## Dataset

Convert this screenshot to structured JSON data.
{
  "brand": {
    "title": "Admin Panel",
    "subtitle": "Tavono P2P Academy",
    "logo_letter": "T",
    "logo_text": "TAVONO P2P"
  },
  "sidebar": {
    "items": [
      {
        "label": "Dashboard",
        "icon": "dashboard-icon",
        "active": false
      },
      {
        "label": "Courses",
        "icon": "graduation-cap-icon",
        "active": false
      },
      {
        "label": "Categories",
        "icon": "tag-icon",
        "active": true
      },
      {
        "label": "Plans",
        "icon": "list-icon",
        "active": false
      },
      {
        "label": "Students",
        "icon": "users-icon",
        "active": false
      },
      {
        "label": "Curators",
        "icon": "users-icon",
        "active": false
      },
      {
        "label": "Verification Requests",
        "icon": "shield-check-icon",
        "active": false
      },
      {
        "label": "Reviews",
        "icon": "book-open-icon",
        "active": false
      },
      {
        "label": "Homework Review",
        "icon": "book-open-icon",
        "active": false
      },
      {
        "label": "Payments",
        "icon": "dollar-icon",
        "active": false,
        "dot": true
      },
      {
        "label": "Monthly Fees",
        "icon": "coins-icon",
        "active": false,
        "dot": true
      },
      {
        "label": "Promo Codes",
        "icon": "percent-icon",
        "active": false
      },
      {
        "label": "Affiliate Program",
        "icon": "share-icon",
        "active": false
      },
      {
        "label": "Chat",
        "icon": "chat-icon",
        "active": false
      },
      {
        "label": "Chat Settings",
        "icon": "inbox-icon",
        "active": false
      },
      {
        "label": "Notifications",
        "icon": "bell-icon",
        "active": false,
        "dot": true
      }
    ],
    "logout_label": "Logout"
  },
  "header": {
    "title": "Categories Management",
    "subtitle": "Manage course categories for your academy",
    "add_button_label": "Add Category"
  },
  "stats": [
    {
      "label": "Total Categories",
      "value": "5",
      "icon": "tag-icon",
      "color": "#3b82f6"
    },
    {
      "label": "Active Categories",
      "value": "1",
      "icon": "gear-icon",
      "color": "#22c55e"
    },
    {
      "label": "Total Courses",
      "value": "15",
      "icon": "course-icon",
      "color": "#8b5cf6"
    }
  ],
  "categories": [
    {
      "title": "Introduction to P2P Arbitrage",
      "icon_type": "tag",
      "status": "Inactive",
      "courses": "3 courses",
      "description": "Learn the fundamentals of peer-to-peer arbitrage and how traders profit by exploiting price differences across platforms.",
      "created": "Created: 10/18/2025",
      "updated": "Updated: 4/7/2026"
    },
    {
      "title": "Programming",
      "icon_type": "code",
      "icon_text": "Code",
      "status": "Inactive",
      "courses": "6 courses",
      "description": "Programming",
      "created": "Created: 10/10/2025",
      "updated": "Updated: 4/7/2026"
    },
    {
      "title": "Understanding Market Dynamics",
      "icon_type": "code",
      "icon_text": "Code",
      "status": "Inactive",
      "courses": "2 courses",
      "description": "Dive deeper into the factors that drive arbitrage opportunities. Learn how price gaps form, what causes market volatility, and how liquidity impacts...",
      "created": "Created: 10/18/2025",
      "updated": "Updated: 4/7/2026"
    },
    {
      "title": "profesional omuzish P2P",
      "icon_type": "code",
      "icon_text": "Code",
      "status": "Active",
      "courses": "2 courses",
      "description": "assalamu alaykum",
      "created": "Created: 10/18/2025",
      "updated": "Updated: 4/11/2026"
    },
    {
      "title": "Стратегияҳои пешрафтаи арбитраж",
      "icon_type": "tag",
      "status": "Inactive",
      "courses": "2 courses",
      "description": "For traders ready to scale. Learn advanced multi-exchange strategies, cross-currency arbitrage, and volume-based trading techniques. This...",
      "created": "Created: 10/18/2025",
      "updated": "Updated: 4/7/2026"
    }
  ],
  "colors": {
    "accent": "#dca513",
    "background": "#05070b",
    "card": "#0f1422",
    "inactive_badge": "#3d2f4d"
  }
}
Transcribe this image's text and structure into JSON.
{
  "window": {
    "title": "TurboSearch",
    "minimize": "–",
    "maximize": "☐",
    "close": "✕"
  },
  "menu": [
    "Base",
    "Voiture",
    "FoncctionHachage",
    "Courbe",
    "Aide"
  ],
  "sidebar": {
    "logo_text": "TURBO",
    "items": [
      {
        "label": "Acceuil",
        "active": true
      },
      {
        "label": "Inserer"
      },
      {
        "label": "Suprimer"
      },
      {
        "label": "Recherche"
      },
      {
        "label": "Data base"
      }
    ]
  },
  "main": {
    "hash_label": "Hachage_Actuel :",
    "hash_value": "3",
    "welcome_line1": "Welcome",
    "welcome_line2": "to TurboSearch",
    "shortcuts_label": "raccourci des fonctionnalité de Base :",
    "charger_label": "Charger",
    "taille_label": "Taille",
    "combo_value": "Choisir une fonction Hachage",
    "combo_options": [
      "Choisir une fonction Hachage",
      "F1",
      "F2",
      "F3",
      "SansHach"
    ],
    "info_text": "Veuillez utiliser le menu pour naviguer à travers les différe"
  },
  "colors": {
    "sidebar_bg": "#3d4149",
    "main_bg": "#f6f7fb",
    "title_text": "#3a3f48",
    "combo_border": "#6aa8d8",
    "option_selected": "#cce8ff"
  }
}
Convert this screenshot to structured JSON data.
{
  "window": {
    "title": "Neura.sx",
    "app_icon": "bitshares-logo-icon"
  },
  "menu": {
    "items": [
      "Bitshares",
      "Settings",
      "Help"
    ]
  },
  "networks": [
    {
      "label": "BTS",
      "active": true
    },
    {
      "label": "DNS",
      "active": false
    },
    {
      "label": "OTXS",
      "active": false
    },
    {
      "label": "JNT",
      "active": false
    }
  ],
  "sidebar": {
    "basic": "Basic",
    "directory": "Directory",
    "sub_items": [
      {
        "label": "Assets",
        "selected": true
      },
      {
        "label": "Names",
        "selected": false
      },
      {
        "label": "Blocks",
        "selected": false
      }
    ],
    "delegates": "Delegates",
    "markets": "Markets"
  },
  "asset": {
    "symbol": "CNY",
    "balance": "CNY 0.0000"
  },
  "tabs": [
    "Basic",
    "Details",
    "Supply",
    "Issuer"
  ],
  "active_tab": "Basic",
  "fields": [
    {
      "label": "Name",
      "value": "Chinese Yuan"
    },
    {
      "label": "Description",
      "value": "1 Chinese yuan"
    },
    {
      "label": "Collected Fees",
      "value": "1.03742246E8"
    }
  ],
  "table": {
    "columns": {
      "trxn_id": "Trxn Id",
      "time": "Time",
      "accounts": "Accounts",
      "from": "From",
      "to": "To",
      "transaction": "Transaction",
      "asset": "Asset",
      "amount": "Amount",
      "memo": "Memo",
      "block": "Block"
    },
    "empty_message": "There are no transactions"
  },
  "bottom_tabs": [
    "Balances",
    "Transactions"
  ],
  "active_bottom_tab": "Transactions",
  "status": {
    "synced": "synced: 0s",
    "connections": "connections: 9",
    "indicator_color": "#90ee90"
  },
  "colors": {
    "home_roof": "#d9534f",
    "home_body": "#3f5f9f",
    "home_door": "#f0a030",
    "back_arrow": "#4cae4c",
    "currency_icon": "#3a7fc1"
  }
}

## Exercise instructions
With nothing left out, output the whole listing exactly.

## Expected answer
Convert this screenshot to structured JSON data.
{
  "brand": {
    "title": "Admin Panel",
    "subtitle": "Tavono P2P Academy",
    "logo_letter": "T",
    "logo_text": "TAVONO P2P"
  },
  "sidebar": {
    "items": [
      {
        "label": "Dashboard",
        "icon": "dashboard-icon",
        "active": false
      },
      {
        "label": "Courses",
        "icon": "graduation-cap-icon",
        "active": false
      },
      {
        "label": "Categories",
        "icon": "tag-icon",
        "active": true
      },
      {
        "label": "Plans",
        "icon": "list-icon",
        "active": false
      },
      {
        "label": "Students",
        "icon": "users-icon",
        "active": false
      },
      {
        "label": "Curators",
        "icon": "users-icon",
        "active": false
      },
      {
        "label": "Verification Requests",
        "icon": "shield-check-icon",
        "active": false
      },
      {
        "label": "Reviews",
        "icon": "book-open-icon",
        "active": false
      },
      {
        "label": "Homework Review",
        "icon": "book-open-icon",
        "active": false
      },
      {
        "label": "Payments",
        "icon": "dollar-icon",
        "active": false,
        "dot": true
      },
      {
        "label": "Monthly Fees",
        "icon": "coins-icon",
        "active": false,
        "dot": true
      },
      {
        "label": "Promo Codes",
        "icon": "percent-icon",
        "active": false
      },
      {
        "label": "Affiliate Program",
        "icon": "share-icon",
        "active": false
      },
      {
        "label": "Chat",
        "icon": "chat-icon",
        "active": false
      },
      {
        "label": "Chat Settings",
        "icon": "inbox-icon",
        "active": false
      },
      {
        "label": "Notifications",
        "icon": "bell-icon",
        "active": false,
        "dot": true
      }
    ],
    "logout_label": "Logout"
  },
  "header": {
    "title": "Categories Management",
    "subtitle": "Manage course categories for your academy",
    "add_button_label": "Add Category"
  },
  "stats": [
    {
      "label": "Total Categories",
      "value": "5",
      "icon": "tag-icon",
      "color": "#3b82f6"
    },
    {
      "label": "Active Categories",
      "value": "1",
      "icon": "gear-icon",
      "color": "#22c55e"
    },
    {
      "label": "Total Courses",
      "value": "15",
      "icon": "course-icon",
      "color": "#8b5cf6"
    }
  ],
  "categories": [
    {
      "title": "Introduction to P2P Arbitrage",
      "icon_type": "tag",
      "status": "Inactive",
      "courses": "3 courses",
      "description": "Learn the fundamentals of peer-to-peer arbitrage and how traders profit by exploiting price differences across platforms.",
      "created": "Created: 10/18/2025",
      "updated": "Updated: 4/7/2026"
    },
    {
      "title": "Programming",
      "icon_type": "code",
      "icon_text": "Code",
      "status": "Inactive",
      "courses": "6 courses",
      "description": "Programming",
      "created": "Created: 10/10/2025",
      "updated": "Updated: 4/7/2026"
    },
    {
      "title": "Understanding Market Dynamics",
      "icon_type": "code",
      "icon_text": "Code",
      "status": "Inactive",
      "courses": "2 courses",
      "description": "Dive deeper into the factors that drive arbitrage opportunities. Learn how price gaps form, what causes market volatility, and how liquidity impacts...",
      "created": "Created: 10/18/2025",
      "updated": "Updated: 4/7/2026"
    },
    {
      "title": "profesional omuzish P2P",
      "icon_type": "code",
      "icon_text": "Code",
      "status": "Active",
      "courses": "2 courses",
      "description": "assalamu alaykum",
      "created": "Created: 10/18/2025",
      "updated": "Updated: 4/11/2026"
    },
    {
      "title": "Стратегияҳои пешрафтаи арбитраж",
      "icon_type": "tag",
      "status": "Inactive",
      "courses": "2 courses",
      "description": "For traders ready to scale. Learn advanced multi-exchange strategies, cross-currency arbitrage, and volume-based trading techniques. This...",
      "created": "Created: 10/18/2025",
      "updated": "Updated: 4/7/2026"
    }
  ],
  "colors": {
    "accent": "#dca513",
    "background": "#05070b",
    "card": "#0f1422",
    "inactive_badge": "#3d2f4d"
  }
}
Transcribe this image's text and structure into JSON.
{
  "window": {
    "title": "TurboSearch",
    "minimize": "–",
    "maximize": "☐",
    "close": "✕"
  },
  "menu": [
    "Base",
    "Voiture",
    "FoncctionHachage",
    "Courbe",
    "Aide"
  ],
  "sidebar": {
    "logo_text": "TURBO",
    "items": [
      {
        "label": "Acceuil",
        "active": true
      },
      {
        "label": "Inserer"
      },
      {
        "label": "Suprimer"
      },
      {
        "label": "Recherche"
      },
      {
        "label": "Data base"
      }
    ]
  },
  "main": {
    "hash_label": "Hachage_Actuel :",
    "hash_value": "3",
    "welcome_line1": "Welcome",
    "welcome_line2": "to TurboSearch",
    "shortcuts_label": "raccourci des fonctionnalité de Base :",
    "charger_label": "Charger",
    "taille_label": "Taille",
    "combo_value": "Choisir une fonction Hachage",
    "combo_options": [
      "Choisir une fonction Hachage",
      "F1",
      "F2",
      "F3",
      "SansHach"
    ],
    "info_text": "Veuillez utiliser le menu pour naviguer à travers les différe"
  },
  "colors": {
    "sidebar_bg": "#3d4149",
    "main_bg": "#f6f7fb",
    "title_text": "#3a3f48",
    "combo_border": "#6aa8d8",
    "option_selected": "#cce8ff"
  }
}
Convert this screenshot to structured JSON data.
{
  "window": {
    "title": "Neura.sx",
    "app_icon": "bitshares-logo-icon"
  },
  "menu": {
    "items": [
      "Bitshares",
      "Settings",
      "Help"
    ]
  },
  "networks": [
    {
      "label": "BTS",
      "active": true
    },
    {
      "label": "DNS",
      "active": false
    },
    {
      "label": "OTXS",
      "active": false
    },
    {
      "label": "JNT",
      "active": false
    }
  ],
  "sidebar": {
    "basic": "Basic",
    "directory": "Directory",
    "sub_items": [
      {
        "label": "Assets",
        "selected": true
      },
      {
        "label": "Names",
        "selected": false
      },
      {
        "label": "Blocks",
        "selected": false
      }
    ],
    "delegates": "Delegates",
    "markets": "Markets"
  },
  "asset": {
    "symbol": "CNY",
    "balance": "CNY 0.0000"
  },
  "tabs": [
    "Basic",
    "Details",
    "Supply",
    "Issuer"
  ],
  "active_tab": "Basic",
  "fields": [
    {
      "label": "Name",
      "value": "Chinese Yuan"
    },
    {
      "label": "Description",
      "value": "1 Chinese yuan"
    },
    {
      "label": "Collected Fees",
      "value": "1.03742246E8"
    }
  ],
  "table": {
    "columns": {
      "trxn_id": "Trxn Id",
      "time": "Time",
      "accounts": "Accounts",
      "from": "From",
      "to": "To",
      "transaction": "Transaction",
      "asset": "Asset",
      "amount": "Amount",
      "memo": "Memo",
      "block": "Block"
    },
    "empty_message": "There are no transactions"
  },
  "bottom_tabs": [
    "Balances",
    "Transactions"
  ],
  "active_bottom_tab": "Transactions",
  "status": {
    "synced": "synced: 0s",
    "connections": "connections: 9",
    "indicator_color": "#90ee90"
  },
  "colors": {
    "home_roof": "#d9534f",
    "home_body": "#3f5f9f",
    "home_door": "#f0a030",
    "back_arrow": "#4cae4c",
    "currency_icon": "#3a7fc1"
  }
}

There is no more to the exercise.